Dataset records
════════════════════
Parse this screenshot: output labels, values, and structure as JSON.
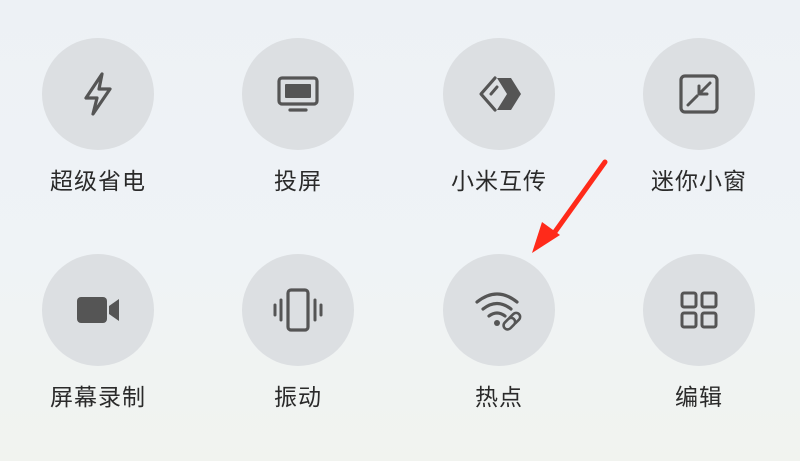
{
  "tiles": [
    {
      "label": "超级省电",
      "icon": "lightning-bolt-icon"
    },
    {
      "label": "投屏",
      "icon": "monitor-icon"
    },
    {
      "label": "小米互传",
      "icon": "transfer-arrows-icon"
    },
    {
      "label": "迷你小窗",
      "icon": "mini-window-icon"
    },
    {
      "label": "屏幕录制",
      "icon": "video-camera-icon"
    },
    {
      "label": "振动",
      "icon": "vibrate-phone-icon"
    },
    {
      "label": "热点",
      "icon": "wifi-hotspot-icon"
    },
    {
      "label": "编辑",
      "icon": "grid-edit-icon"
    }
  ],
  "colors": {
    "tile_background": "#dcdfe2",
    "icon": "#555555",
    "label": "#2a2a2a",
    "annotation_arrow": "#ff2a1a"
  }
}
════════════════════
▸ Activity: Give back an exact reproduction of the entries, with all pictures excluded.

▸ Exercise solution:
Parse this screenshot: output labels, values, and structure as JSON.
{
  "tiles": [
    {
      "label": "超级省电",
      "icon": "lightning-bolt-icon"
    },
    {
      "label": "投屏",
      "icon": "monitor-icon"
    },
    {
      "label": "小米互传",
      "icon": "transfer-arrows-icon"
    },
    {
      "label": "迷你小窗",
      "icon": "mini-window-icon"
    },
    {
      "label": "屏幕录制",
      "icon": "video-camera-icon"
    },
    {
      "label": "振动",
      "icon": "vibrate-phone-icon"
    },
    {
      "label": "热点",
      "icon": "wifi-hotspot-icon"
    },
    {
      "label": "编辑",
      "icon": "grid-edit-icon"
    }
  ],
  "colors": {
    "tile_background": "#dcdfe2",
    "icon": "#555555",
    "label": "#2a2a2a",
    "annotation_arrow": "#ff2a1a"
  }
}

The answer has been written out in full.